SRINAGAR (Web Desk) – In occupied Kashmir, normal life remains disrupted on the 66th day on Wednesday (today) in Kashmir Valley and Muslim majority areas of Jammu region due to strict military siege, Kashmir Media Service reported.

Amid continuous military lockdown, internet and mobile phone services are snapped, public transport is off the roads, and most business establishments are shut. Schools and offices continue to wear a deserted look.

On the other hand, as per industry experts, the ongoing lockdown has cost the region’s economy more than $1.4 bn in 2 months. A prominent Srinagar-based businessman, Mushtaq Ahmed Chaya, says that there are around 3,000 hotels in the Kashmir Valley and they are all empty. They have loans to pay off and daily expenses to bear, he added.

Srinagar’s almost 1,000 iconic houseboats have also been running empty. More than 50,000 jobs have been lost in the carpet industry alone.

Kashmir Valley’s famous apples are still waiting to be plucked from the trees because shops and cold storage units are shut and due to shortage of transport the apple growers also find it difficult to transport the apples outside the valley. If the situation continues through October, it will have devastating consequences, says an economic journalist, Masood Hussain.

Reports say that there is also a shortage of skilled labour in occupied Kashmir, as some 400,000 migrants have left since the lockdown began.

Residents of the Kashmir Valley have mocked Governor’s directive asking for lifting travel advisory which had dissuaded tourists from visiting the territory. They say who will want to come to Kashmir when even locals are finding it hard with curbs on all communication channels including the mobile phones and the internet.

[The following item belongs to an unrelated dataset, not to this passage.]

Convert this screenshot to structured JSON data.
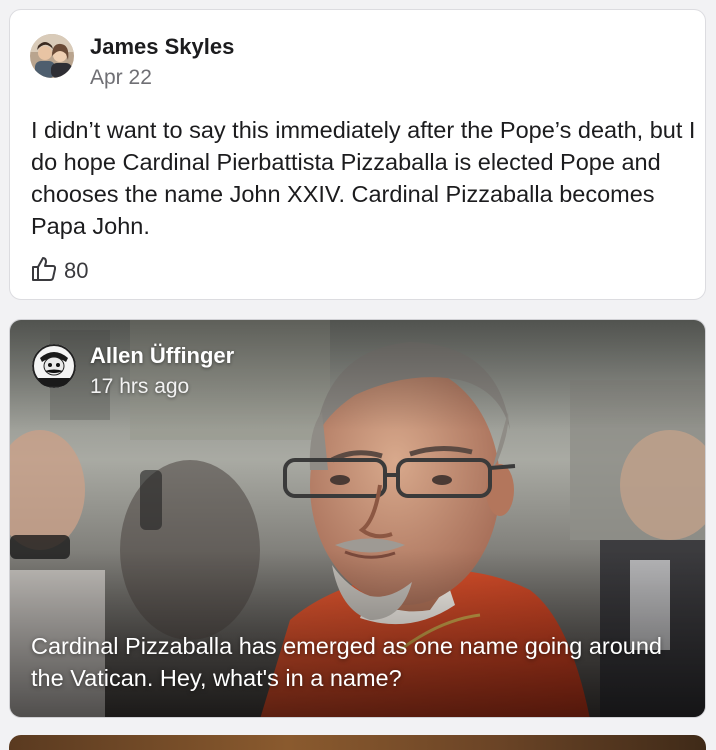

On the other hand, powerful Democratic Senator Mark Warner, who is co-chair of the India Caucus in the US Senate, has said in a Tweet that he is disturbed by restrictions on communications and movement of people in occupied Kashmir, asking the Indian government to live up to democratic principles by allowing freedom of press, information and political participation.